▼▼▼

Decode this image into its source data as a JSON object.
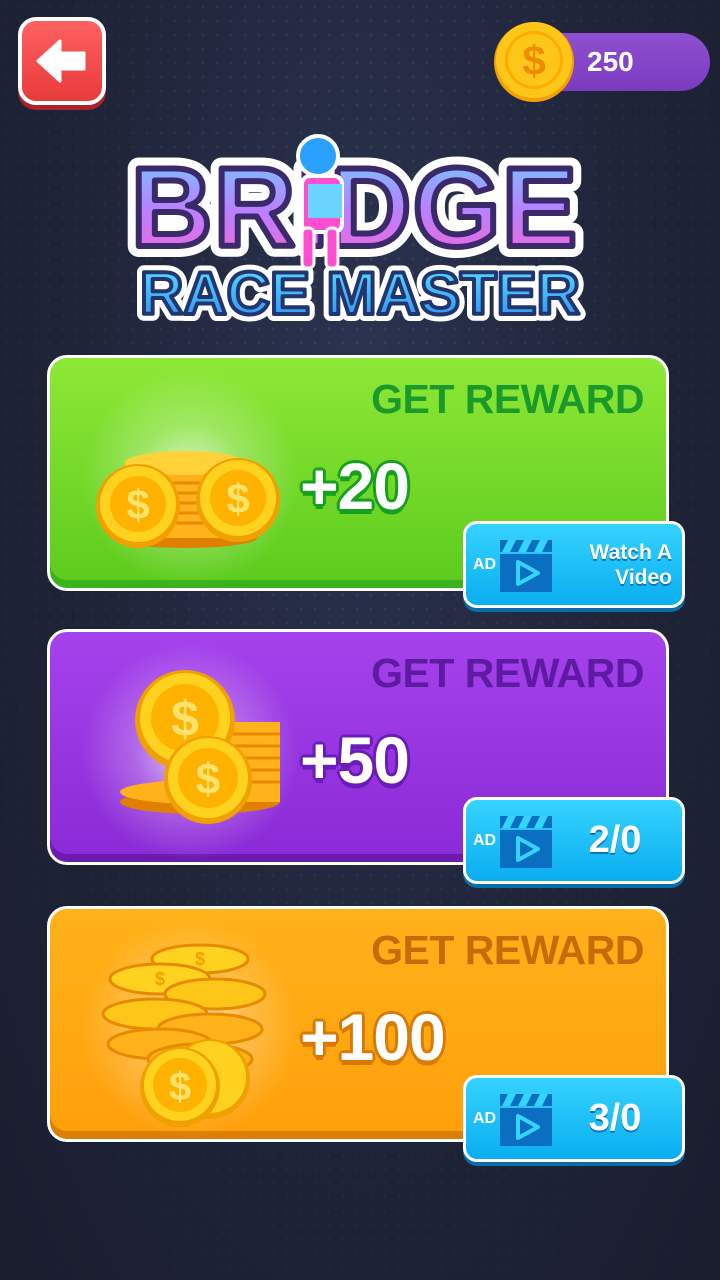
{
  "header": {
    "back_icon": "arrow-left-icon",
    "coin_icon": "dollar-coin-icon",
    "coin_balance": "250"
  },
  "logo": {
    "title": "BRIDGE",
    "subtitle": "RACE MASTER"
  },
  "rewards": [
    {
      "title": "GET REWARD",
      "amount": "+20",
      "ad_tag": "AD",
      "button_label": "Watch A\nVideo",
      "theme": {
        "bg_top": "#8ee837",
        "bg_bottom": "#5ccb1c",
        "title_color": "#1b9a2a",
        "amount_stroke": "#16a01f",
        "base": "#3bb21c"
      }
    },
    {
      "title": "GET REWARD",
      "amount": "+50",
      "ad_tag": "AD",
      "button_label": "2/0",
      "theme": {
        "bg_top": "#a542ec",
        "bg_bottom": "#8a2ad6",
        "title_color": "#5e1aa3",
        "amount_stroke": "#6a1cb8",
        "base": "#6b1bb0"
      }
    },
    {
      "title": "GET REWARD",
      "amount": "+100",
      "ad_tag": "AD",
      "button_label": "3/0",
      "theme": {
        "bg_top": "#ffb21a",
        "bg_bottom": "#ff9f0a",
        "title_color": "#c86a08",
        "amount_stroke": "#d97a06",
        "base": "#dc7f05"
      }
    }
  ],
  "colors": {
    "background": "#1f2438",
    "back_button": "#e83b3b",
    "coin_pill": "#7a3bbf",
    "ad_button": "#0aaef0"
  }
}
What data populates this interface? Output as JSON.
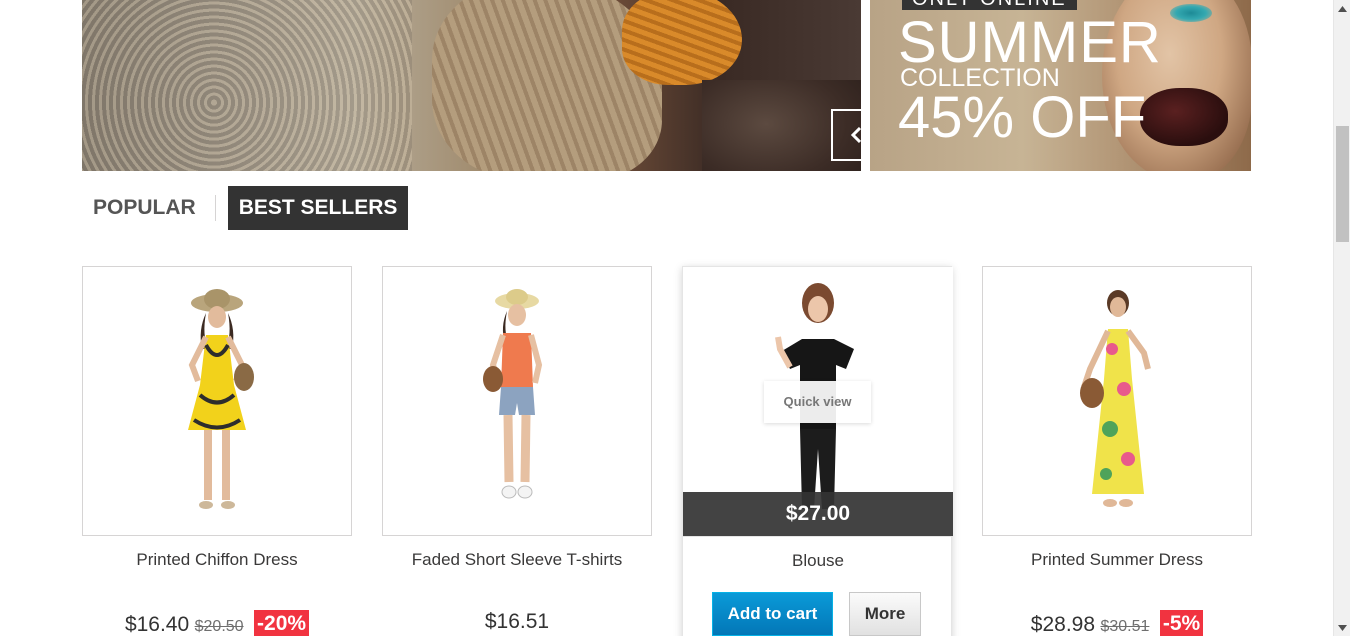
{
  "banner": {
    "prev_icon": "chevron-left-icon",
    "next_icon": "chevron-right-icon"
  },
  "promo": {
    "tag": "ONLY ONLINE",
    "headline": "SUMMER",
    "subline": "COLLECTION",
    "offer": "45% OFF"
  },
  "tabs": [
    {
      "label": "POPULAR",
      "active": false
    },
    {
      "label": "BEST SELLERS",
      "active": true
    }
  ],
  "products": [
    {
      "name": "Printed Chiffon Dress",
      "price": "$16.40",
      "old_price": "$20.50",
      "discount": "-20%"
    },
    {
      "name": "Faded Short Sleeve T-shirts",
      "price": "$16.51"
    },
    {
      "name": "Blouse",
      "price": "$27.00",
      "quick_view": "Quick view",
      "add_to_cart": "Add to cart",
      "more": "More"
    },
    {
      "name": "Printed Summer Dress",
      "price": "$28.98",
      "old_price": "$30.51",
      "discount": "-5%"
    }
  ],
  "colors": {
    "accent_blue": "#0377b7",
    "sale_red": "#f13340",
    "dark": "#333333"
  }
}
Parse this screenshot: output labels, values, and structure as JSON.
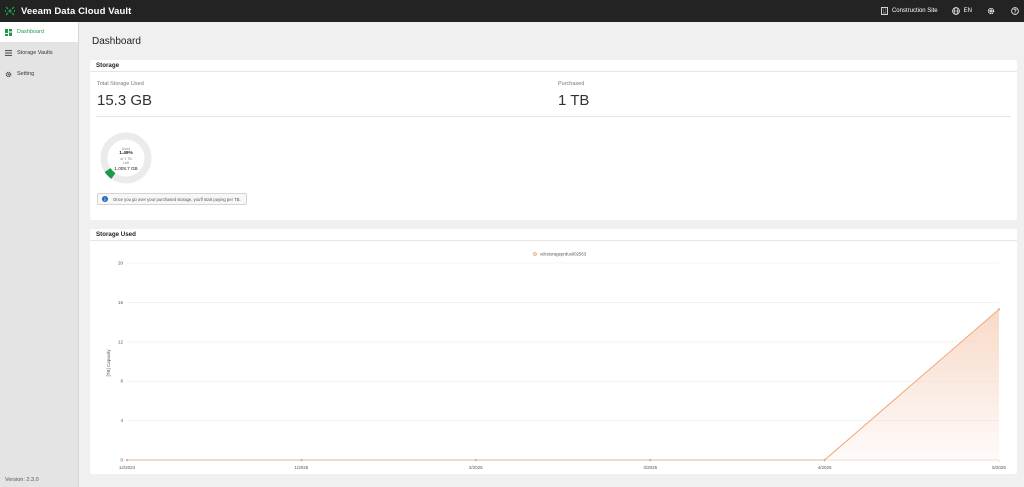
{
  "app": {
    "title": "Veeam Data Cloud Vault"
  },
  "topbar": {
    "org_label": "Construction Site",
    "language": "EN"
  },
  "sidebar": {
    "items": [
      {
        "label": "Dashboard",
        "icon": "dashboard-icon",
        "active": true
      },
      {
        "label": "Storage Vaults",
        "icon": "list-icon",
        "active": false
      },
      {
        "label": "Setting",
        "icon": "gear-icon",
        "active": false
      }
    ],
    "version": "Version: 2.3.0"
  },
  "page": {
    "title": "Dashboard"
  },
  "storage": {
    "header": "Storage",
    "total_label": "Total Storage Used",
    "total_value": "15.3 GB",
    "purchased_label": "Purchased",
    "purchased_value": "1 TB",
    "donut": {
      "used_label": "Used",
      "used_percent": "1.49%",
      "of_label": "of 1 TB",
      "left_label": "Left",
      "left_value": "1,008.7 GB",
      "used_fraction": 0.0149
    },
    "note": "Once you go over your purchased storage, you'll start paying per TB."
  },
  "colors": {
    "accent_green": "#1c9a4a",
    "series_line": "#f0a070",
    "series_fill": "#f7d6c2",
    "info_blue": "#1f66c7",
    "topbar_bg": "#232323"
  },
  "storage_used": {
    "header": "Storage Used"
  },
  "chart_data": {
    "type": "area",
    "title": "",
    "xlabel": "",
    "ylabel": "[TB] Capacity",
    "x": [
      "12/2024",
      "1/2025",
      "2/2025",
      "3/2025",
      "4/2025",
      "5/2025"
    ],
    "ylim": [
      0,
      20
    ],
    "yticks": [
      0,
      4,
      8,
      12,
      16,
      20
    ],
    "grid": true,
    "legend_position": "top-center",
    "series": [
      {
        "name": "vdcstorageprdus002563",
        "values": [
          0,
          0,
          0,
          0,
          0,
          15.3
        ]
      }
    ]
  }
}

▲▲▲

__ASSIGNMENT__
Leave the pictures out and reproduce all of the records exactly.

__ANSWER SECTION__
Decode this image into its source data as a JSON object.
{
  "header": {
    "back_icon": "arrow-left-icon",
    "coin_icon": "dollar-coin-icon",
    "coin_balance": "250"
  },
  "logo": {
    "title": "BRIDGE",
    "subtitle": "RACE MASTER"
  },
  "rewards": [
    {
      "title": "GET REWARD",
      "amount": "+20",
      "ad_tag": "AD",
      "button_label": "Watch A\nVideo",
      "theme": {
        "bg_top": "#8ee837",
        "bg_bottom": "#5ccb1c",
        "title_color": "#1b9a2a",
        "amount_stroke": "#16a01f",
        "base": "#3bb21c"
      }
    },
    {
      "title": "GET REWARD",
      "amount": "+50",
      "ad_tag": "AD",
      "button_label": "2/0",
      "theme": {
        "bg_top": "#a542ec",
        "bg_bottom": "#8a2ad6",
        "title_color": "#5e1aa3",
        "amount_stroke": "#6a1cb8",
        "base": "#6b1bb0"
      }
    },
    {
      "title": "GET REWARD",
      "amount": "+100",
      "ad_tag": "AD",
      "button_label": "3/0",
      "theme": {
        "bg_top": "#ffb21a",
        "bg_bottom": "#ff9f0a",
        "title_color": "#c86a08",
        "amount_stroke": "#d97a06",
        "base": "#dc7f05"
      }
    }
  ],
  "colors": {
    "background": "#1f2438",
    "back_button": "#e83b3b",
    "coin_pill": "#7a3bbf",
    "ad_button": "#0aaef0"
  }
}
What data populates this interface? Output as JSON.
{
  "banner": {
    "prev_icon": "chevron-left-icon",
    "next_icon": "chevron-right-icon"
  },
  "promo": {
    "tag": "ONLY ONLINE",
    "headline": "SUMMER",
    "subline": "COLLECTION",
    "offer": "45% OFF"
  },
  "tabs": [
    {
      "label": "POPULAR",
      "active": false
    },
    {
      "label": "BEST SELLERS",
      "active": true
    }
  ],
  "products": [
    {
      "name": "Printed Chiffon Dress",
      "price": "$16.40",
      "old_price": "$20.50",
      "discount": "-20%"
    },
    {
      "name": "Faded Short Sleeve T-shirts",
      "price": "$16.51"
    },
    {
      "name": "Blouse",
      "price": "$27.00",
      "quick_view": "Quick view",
      "add_to_cart": "Add to cart",
      "more": "More"
    },
    {
      "name": "Printed Summer Dress",
      "price": "$28.98",
      "old_price": "$30.51",
      "discount": "-5%"
    }
  ],
  "colors": {
    "accent_blue": "#0377b7",
    "sale_red": "#f13340",
    "dark": "#333333"
  }
}
Parse this screenshot: output labels, values, and structure as JSON.
{
  "app": {
    "title": "Veeam Data Cloud Vault"
  },
  "topbar": {
    "org_label": "Construction Site",
    "language": "EN"
  },
  "sidebar": {
    "items": [
      {
        "label": "Dashboard",
        "icon": "dashboard-icon",
        "active": true
      },
      {
        "label": "Storage Vaults",
        "icon": "list-icon",
        "active": false
      },
      {
        "label": "Setting",
        "icon": "gear-icon",
        "active": false
      }
    ],
    "version": "Version: 2.3.0"
  },
  "page": {
    "title": "Dashboard"
  },
  "storage": {
    "header": "Storage",
    "total_label": "Total Storage Used",
    "total_value": "15.3 GB",
    "purchased_label": "Purchased",
    "purchased_value": "1 TB",
    "donut": {
      "used_label": "Used",
      "used_percent": "1.49%",
      "of_label": "of 1 TB",
      "left_label": "Left",
      "left_value": "1,008.7 GB",
      "used_fraction": 0.0149
    },
    "note": "Once you go over your purchased storage, you'll start paying per TB."
  },
  "colors": {
    "accent_green": "#1c9a4a",
    "series_line": "#f0a070",
    "series_fill": "#f7d6c2",
    "info_blue": "#1f66c7",
    "topbar_bg": "#232323"
  },
  "storage_used": {
    "header": "Storage Used"
  },
  "chart_data": {
    "type": "area",
    "title": "",
    "xlabel": "",
    "ylabel": "[TB] Capacity",
    "x": [
      "12/2024",
      "1/2025",
      "2/2025",
      "3/2025",
      "4/2025",
      "5/2025"
    ],
    "ylim": [
      0,
      20
    ],
    "yticks": [
      0,
      4,
      8,
      12,
      16,
      20
    ],
    "grid": true,
    "legend_position": "top-center",
    "series": [
      {
        "name": "vdcstorageprdus002563",
        "values": [
          0,
          0,
          0,
          0,
          0,
          15.3
        ]
      }
    ]
  }
}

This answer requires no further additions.